So, what’s the alternative? Original photography is always the best option, but that needs to be left to the professionals, which takes time, planning and investment – ruling it out for many. Google images? Most credible organisations thankfully realise that they can’t just grab anything they fancy and that they need to use licensed or free from copyright images. So that usually leaves the stock library option. The problem with that is that the libraries all seem to be competing against each other for the cheesiest, most obvious, and staged shots in existence.
If you’ve ever watched ‘Homes Under the Hammer’ (who hasn’t?), you’ll not only be curious as to why the chirpy presenting duo of Lucy and Martin were joined by ex-footballer Dion Dublin, but you’ll be aware of the incidental music used throughout the show. If the featured property had a green entrance door, you could bet your ass they’d play “Green Door” by Shakey; or perhaps Martin would mention that the property owner worked in a cycle shop and you’d be subjected to a few bars of Queen’s “Bicycle”.

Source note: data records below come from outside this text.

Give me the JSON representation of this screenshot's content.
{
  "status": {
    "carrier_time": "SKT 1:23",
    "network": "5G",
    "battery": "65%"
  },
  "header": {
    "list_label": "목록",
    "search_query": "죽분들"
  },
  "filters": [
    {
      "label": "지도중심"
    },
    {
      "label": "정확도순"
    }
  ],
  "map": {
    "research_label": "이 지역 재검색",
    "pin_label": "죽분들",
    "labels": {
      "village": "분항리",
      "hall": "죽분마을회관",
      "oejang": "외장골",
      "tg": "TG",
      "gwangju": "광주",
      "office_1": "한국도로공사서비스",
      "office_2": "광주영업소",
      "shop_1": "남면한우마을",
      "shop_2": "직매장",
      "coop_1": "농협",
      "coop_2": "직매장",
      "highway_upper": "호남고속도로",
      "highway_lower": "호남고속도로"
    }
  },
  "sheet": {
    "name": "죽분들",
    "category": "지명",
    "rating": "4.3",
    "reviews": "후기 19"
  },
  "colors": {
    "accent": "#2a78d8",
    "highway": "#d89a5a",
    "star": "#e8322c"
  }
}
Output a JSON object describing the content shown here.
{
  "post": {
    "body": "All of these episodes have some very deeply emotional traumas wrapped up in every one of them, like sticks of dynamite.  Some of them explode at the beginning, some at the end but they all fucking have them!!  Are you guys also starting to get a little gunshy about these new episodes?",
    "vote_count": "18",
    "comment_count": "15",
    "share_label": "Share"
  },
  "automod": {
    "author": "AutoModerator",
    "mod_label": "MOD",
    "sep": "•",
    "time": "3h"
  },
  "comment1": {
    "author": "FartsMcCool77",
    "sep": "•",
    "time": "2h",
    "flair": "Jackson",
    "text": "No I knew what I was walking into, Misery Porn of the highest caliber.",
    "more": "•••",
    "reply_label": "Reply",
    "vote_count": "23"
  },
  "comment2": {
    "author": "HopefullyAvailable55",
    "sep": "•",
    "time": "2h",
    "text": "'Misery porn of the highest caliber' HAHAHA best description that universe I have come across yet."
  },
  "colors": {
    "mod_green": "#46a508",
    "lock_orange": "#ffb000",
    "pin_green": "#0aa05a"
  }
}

Well, most stock imagery is like that. It’s obvious, it’s corny, it’s trite, it’s annoying, it’s worse than the songs played in Homes Under the Hammer.
Let’s also remember the other scourge of websites, brochures and social sites – the stock illustration. Sometimes it’s a drawing, often with arrows and question marks, sometimes a combination of image and illustration. You’ll have no doubt seen the one with a light bulb coming out of someone’s head, usually used to denote that article is about producing good ideas. Good God, spare us.
Better pause for a confession here, because we use stock shots all the time too, in fact, I think one of us even used the lightbulb one (hopefully ironically). But unless you have a bank of images that you’ve taken yourself, or pay through the nose for image rights on non-stock imagery, you pretty much have to.
When there’s budget, we’ll always hire a photographer – a website or brochure that uses its own people in the shots are head and shoulders (geddit?) above the alternative. When we do need to use stock, we trawl through twenty-nine pages of images to find that gem in the rough. It’s also best not to search for the obvious keywords, thinking outside the box helps definitely helps.
Most of all, we’d love to see image banks up their game. The main problem is that they’re not interested in more niche shots, they are (if you’ll pardon the pun), what the Stock, Aitken and Waterman used to be of the music world. Never mind what’s artistic and tasteful, does it sell?
There are thousands of great photographers out there, in fact, we know some that often get knocked back when submitting shots to the image libraries; probably because they aren’t bog standard enough. So please libraries, start accepting images that are a little bit different from the norm. It doesn’t have to be super-arty or abstract, just less bloody cheese, please.
Maybe image banks and libraries could also look at how they categorise their images. With results so literal and obvious, there’s never a suggestion of something out of the ordinary. Search for “business meeting” in Shutterstock, sit back and laugh.
However, the blame for the tasteless use of stock imagery has to lay at the user’s door. Let us all think twice before we choose the obvious. Look elsewhere, be more discerning, find some originals, press the client (or themselves) for more budget.
This doesn’t exonerate the image libraries, of course, so come on guys, mix it up, get some realism in there, give us something alternative, throw in some wildcards. Be different sometimes.
Here’s to a less stock future – but we won’t hold our breaths.
PS. If anyone knows the rationale behind Dion Dublin joining ‘Homes Under the Hammer’, please write in.